What to work on
Which lines below contain the word "hinzufü"? Copy each of them.

===== Input for this task =====

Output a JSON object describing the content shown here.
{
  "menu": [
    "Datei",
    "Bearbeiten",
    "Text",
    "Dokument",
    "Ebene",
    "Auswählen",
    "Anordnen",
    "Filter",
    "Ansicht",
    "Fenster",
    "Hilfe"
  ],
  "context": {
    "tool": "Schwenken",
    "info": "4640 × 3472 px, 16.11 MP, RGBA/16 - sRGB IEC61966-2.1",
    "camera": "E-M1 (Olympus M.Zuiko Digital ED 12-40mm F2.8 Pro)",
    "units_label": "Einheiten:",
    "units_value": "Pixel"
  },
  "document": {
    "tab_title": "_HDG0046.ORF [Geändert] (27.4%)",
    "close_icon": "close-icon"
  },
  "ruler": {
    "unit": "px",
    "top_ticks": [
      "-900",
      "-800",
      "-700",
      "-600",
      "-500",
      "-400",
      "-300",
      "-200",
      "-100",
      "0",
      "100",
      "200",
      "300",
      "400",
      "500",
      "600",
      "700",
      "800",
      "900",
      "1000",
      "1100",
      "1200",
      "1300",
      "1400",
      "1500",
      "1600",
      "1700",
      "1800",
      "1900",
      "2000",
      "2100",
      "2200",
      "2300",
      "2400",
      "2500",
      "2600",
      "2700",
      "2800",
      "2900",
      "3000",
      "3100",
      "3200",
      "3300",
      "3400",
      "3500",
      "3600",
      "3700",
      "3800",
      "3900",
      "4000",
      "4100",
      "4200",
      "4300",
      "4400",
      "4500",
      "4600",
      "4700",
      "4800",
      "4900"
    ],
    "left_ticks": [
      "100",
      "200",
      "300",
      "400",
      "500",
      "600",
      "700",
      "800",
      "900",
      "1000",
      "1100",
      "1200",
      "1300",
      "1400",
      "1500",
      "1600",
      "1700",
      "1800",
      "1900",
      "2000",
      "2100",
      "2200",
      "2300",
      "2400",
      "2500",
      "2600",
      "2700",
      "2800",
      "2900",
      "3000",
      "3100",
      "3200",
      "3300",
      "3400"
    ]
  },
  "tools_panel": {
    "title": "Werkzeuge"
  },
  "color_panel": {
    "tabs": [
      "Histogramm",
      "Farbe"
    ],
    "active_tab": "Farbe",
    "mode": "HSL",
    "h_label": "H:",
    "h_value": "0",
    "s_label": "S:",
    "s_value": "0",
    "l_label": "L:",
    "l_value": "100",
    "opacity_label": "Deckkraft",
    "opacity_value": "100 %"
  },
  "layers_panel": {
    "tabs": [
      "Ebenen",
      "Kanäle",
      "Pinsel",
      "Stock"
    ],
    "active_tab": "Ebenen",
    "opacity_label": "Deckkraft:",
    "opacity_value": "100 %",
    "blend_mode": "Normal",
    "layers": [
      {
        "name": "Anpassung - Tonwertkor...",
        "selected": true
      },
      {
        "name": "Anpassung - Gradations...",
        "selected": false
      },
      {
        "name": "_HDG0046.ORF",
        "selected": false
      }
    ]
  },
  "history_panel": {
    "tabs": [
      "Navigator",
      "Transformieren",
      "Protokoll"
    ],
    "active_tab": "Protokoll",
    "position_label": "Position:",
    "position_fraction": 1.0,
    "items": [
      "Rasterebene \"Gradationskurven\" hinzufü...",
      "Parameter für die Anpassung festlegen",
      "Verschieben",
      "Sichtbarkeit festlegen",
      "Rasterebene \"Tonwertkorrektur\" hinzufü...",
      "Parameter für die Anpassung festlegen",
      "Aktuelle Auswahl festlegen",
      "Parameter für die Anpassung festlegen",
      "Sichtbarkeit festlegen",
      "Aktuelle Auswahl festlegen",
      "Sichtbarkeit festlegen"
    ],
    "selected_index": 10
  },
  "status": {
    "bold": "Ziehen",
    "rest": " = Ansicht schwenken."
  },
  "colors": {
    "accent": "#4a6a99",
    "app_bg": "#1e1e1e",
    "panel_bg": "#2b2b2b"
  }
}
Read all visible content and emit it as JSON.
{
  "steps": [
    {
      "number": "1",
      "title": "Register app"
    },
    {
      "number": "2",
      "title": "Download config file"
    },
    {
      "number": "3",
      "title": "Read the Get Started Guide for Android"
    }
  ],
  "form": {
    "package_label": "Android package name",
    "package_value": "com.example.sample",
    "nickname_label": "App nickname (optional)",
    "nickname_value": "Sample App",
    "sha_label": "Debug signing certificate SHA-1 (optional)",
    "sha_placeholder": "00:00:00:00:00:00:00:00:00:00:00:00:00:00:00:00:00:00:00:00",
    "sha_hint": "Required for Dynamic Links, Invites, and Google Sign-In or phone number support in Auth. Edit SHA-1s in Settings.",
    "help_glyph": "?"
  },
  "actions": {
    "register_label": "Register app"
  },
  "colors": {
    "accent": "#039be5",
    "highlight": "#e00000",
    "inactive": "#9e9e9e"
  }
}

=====

Finished exercise
      "Rasterebene \"Gradationskurven\" hinzufü...",
      "Rasterebene \"Tonwertkorrektur\" hinzufü...",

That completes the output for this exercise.